● **ASSIGNMENT**
Your task is to print all of the data word for word.
== AVAILABLE DATA ==
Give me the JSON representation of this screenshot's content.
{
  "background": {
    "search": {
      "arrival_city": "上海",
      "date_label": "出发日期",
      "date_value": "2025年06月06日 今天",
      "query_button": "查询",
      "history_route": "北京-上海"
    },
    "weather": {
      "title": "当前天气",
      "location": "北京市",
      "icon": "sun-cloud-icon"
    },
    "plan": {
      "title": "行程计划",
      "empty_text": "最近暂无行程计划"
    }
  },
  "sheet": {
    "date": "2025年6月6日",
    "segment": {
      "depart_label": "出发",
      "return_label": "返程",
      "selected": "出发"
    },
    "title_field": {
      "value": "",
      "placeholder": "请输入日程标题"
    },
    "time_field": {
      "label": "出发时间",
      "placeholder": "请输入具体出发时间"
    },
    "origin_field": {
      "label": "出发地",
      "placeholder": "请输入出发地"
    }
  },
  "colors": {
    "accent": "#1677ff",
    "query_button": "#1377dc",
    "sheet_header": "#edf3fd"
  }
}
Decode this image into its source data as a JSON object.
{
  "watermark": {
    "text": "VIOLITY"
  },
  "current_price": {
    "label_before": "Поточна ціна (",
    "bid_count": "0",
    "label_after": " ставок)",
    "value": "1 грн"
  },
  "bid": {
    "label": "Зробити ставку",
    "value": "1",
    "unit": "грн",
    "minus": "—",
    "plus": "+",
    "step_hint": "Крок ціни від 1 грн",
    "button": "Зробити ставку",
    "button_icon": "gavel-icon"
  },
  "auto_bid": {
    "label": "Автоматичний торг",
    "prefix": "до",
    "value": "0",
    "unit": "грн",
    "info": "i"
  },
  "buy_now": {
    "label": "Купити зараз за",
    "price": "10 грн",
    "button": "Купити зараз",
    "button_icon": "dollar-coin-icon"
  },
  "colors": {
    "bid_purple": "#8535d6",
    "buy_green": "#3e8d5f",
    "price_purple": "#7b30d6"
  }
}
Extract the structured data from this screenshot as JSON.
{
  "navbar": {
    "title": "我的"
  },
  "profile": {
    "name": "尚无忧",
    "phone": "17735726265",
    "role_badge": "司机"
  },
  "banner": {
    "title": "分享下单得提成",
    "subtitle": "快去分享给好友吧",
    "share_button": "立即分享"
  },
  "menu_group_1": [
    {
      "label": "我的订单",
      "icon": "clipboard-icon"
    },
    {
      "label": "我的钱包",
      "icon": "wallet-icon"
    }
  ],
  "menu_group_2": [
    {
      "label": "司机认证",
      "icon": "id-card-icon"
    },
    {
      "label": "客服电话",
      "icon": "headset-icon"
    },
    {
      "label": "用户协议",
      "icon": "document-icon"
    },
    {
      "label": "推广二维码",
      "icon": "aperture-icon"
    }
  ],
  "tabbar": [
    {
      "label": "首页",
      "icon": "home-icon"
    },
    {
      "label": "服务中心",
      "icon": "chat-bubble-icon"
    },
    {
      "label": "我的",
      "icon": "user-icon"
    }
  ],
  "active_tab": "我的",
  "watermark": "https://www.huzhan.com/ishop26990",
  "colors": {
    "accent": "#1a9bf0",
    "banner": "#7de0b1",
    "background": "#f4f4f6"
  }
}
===
● **EXERCISE OUTPUT**
Give me the JSON representation of this screenshot's content.
{
  "background": {
    "search": {
      "arrival_city": "上海",
      "date_label": "出发日期",
      "date_value": "2025年06月06日 今天",
      "query_button": "查询",
      "history_route": "北京-上海"
    },
    "weather": {
      "title": "当前天气",
      "location": "北京市",
      "icon": "sun-cloud-icon"
    },
    "plan": {
      "title": "行程计划",
      "empty_text": "最近暂无行程计划"
    }
  },
  "sheet": {
    "date": "2025年6月6日",
    "segment": {
      "depart_label": "出发",
      "return_label": "返程",
      "selected": "出发"
    },
    "title_field": {
      "value": "",
      "placeholder": "请输入日程标题"
    },
    "time_field": {
      "label": "出发时间",
      "placeholder": "请输入具体出发时间"
    },
    "origin_field": {
      "label": "出发地",
      "placeholder": "请输入出发地"
    }
  },
  "colors": {
    "accent": "#1677ff",
    "query_button": "#1377dc",
    "sheet_header": "#edf3fd"
  }
}
Decode this image into its source data as a JSON object.
{
  "watermark": {
    "text": "VIOLITY"
  },
  "current_price": {
    "label_before": "Поточна ціна (",
    "bid_count": "0",
    "label_after": " ставок)",
    "value": "1 грн"
  },
  "bid": {
    "label": "Зробити ставку",
    "value": "1",
    "unit": "грн",
    "minus": "—",
    "plus": "+",
    "step_hint": "Крок ціни від 1 грн",
    "button": "Зробити ставку",
    "button_icon": "gavel-icon"
  },
  "auto_bid": {
    "label": "Автоматичний торг",
    "prefix": "до",
    "value": "0",
    "unit": "грн",
    "info": "i"
  },
  "buy_now": {
    "label": "Купити зараз за",
    "price": "10 грн",
    "button": "Купити зараз",
    "button_icon": "dollar-coin-icon"
  },
  "colors": {
    "bid_purple": "#8535d6",
    "buy_green": "#3e8d5f",
    "price_purple": "#7b30d6"
  }
}
Extract the structured data from this screenshot as JSON.
{
  "navbar": {
    "title": "我的"
  },
  "profile": {
    "name": "尚无忧",
    "phone": "17735726265",
    "role_badge": "司机"
  },
  "banner": {
    "title": "分享下单得提成",
    "subtitle": "快去分享给好友吧",
    "share_button": "立即分享"
  },
  "menu_group_1": [
    {
      "label": "我的订单",
      "icon": "clipboard-icon"
    },
    {
      "label": "我的钱包",
      "icon": "wallet-icon"
    }
  ],
  "menu_group_2": [
    {
      "label": "司机认证",
      "icon": "id-card-icon"
    },
    {
      "label": "客服电话",
      "icon": "headset-icon"
    },
    {
      "label": "用户协议",
      "icon": "document-icon"
    },
    {
      "label": "推广二维码",
      "icon": "aperture-icon"
    }
  ],
  "tabbar": [
    {
      "label": "首页",
      "icon": "home-icon"
    },
    {
      "label": "服务中心",
      "icon": "chat-bubble-icon"
    },
    {
      "label": "我的",
      "icon": "user-icon"
    }
  ],
  "active_tab": "我的",
  "watermark": "https://www.huzhan.com/ishop26990",
  "colors": {
    "accent": "#1a9bf0",
    "banner": "#7de0b1",
    "background": "#f4f4f6"
  }
}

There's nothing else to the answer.